Tuesday, March 5, 2013

Green City Diaries: Shear innovation, part 2

(originally published 3/5/13 in Model D)

When we started our conversation last week about sustainable stylists in Detroit, I mentioned that Sebastian Jackson of the Social Club Grooming Company is considering several interrelated areas for improvement over time. One is the toxicity of the products he uses and sells. "There are real health benefits to this industry," he says, "but also the potential to do real harm. I don't want to hurt my clients."

Jen Willemsen concurs. She owns Curl Up & Dye, a non-toxic salon in the Cass Corridor, about a mile down the street from The Social Club. When she opened the business four years ago, she used and sold standard, high quality beauty products, without giving much thought to the potentially harmful effects they could have on her customers, her employees, and the environment. "Providing non-toxic products and thinking about sustainability were never goals when I started this business," she says. "Honestly, it's the last thing I ever thought I would take on. But at this point, I can't go back."

Jen started thinking seriously about cosmetics ingredients after some of her vegan customers asked her to provide professional quality products that weren't tested on animals. For the first time, she started really paying attention to the labels on the products she used every day.

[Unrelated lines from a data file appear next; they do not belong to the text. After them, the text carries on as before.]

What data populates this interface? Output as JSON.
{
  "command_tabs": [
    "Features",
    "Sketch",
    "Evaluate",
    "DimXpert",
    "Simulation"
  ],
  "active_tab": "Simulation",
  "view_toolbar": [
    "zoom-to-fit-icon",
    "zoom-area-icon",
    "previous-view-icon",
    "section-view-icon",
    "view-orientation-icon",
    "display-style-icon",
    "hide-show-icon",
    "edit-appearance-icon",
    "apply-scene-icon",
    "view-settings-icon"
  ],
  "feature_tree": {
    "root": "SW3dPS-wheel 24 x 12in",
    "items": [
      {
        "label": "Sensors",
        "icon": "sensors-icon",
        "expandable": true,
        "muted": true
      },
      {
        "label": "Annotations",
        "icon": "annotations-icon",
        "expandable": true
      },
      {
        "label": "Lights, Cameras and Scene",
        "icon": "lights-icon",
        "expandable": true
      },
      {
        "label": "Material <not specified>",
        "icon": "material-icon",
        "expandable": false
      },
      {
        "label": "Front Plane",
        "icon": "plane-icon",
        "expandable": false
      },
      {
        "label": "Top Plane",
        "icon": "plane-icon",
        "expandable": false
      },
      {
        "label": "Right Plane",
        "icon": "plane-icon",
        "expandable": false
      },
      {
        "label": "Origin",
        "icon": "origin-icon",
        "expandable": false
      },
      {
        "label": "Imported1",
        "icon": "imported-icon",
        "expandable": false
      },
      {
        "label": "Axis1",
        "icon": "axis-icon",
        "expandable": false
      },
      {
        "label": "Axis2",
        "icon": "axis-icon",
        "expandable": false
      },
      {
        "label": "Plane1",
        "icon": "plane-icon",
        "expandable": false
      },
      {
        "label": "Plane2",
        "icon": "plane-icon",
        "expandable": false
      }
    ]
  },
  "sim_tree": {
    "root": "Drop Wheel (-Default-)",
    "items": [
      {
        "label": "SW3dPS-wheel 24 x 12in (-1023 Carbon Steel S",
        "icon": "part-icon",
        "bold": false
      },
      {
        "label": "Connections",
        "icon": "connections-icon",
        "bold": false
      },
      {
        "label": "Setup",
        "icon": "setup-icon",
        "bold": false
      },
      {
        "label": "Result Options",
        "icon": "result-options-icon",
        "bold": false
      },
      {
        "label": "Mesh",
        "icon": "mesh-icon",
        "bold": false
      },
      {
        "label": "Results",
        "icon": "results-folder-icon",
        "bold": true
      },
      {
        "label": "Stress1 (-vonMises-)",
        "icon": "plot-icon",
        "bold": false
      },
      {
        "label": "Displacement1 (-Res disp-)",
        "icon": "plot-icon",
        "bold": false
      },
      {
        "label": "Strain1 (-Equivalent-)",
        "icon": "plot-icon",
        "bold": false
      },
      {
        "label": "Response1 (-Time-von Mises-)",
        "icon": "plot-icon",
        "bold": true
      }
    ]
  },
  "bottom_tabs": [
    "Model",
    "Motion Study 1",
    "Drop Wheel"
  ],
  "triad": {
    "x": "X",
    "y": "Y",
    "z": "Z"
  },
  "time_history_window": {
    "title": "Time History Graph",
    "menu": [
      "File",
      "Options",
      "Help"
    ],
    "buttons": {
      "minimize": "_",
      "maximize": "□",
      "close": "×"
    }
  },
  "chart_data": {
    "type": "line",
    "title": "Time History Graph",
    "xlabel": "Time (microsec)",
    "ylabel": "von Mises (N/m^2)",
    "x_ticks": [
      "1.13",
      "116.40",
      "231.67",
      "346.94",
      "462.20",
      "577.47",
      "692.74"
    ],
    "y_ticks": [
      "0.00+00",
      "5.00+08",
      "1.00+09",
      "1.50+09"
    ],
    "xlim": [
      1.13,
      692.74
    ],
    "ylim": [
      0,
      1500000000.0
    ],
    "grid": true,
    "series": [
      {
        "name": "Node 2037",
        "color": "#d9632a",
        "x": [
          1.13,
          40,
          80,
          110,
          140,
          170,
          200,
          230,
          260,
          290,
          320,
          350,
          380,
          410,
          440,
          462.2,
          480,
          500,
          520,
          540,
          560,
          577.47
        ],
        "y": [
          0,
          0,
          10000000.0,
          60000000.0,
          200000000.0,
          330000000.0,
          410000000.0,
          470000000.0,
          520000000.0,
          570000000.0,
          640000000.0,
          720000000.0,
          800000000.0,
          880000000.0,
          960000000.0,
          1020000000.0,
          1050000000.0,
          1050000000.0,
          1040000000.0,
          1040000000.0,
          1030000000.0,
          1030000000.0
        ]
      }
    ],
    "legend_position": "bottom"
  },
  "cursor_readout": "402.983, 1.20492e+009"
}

She started investigating the ingredients she found listed there: ("chemicals," as she puts it, "with repercussions"), and her research led her to some disturbing insights into the beauty industry.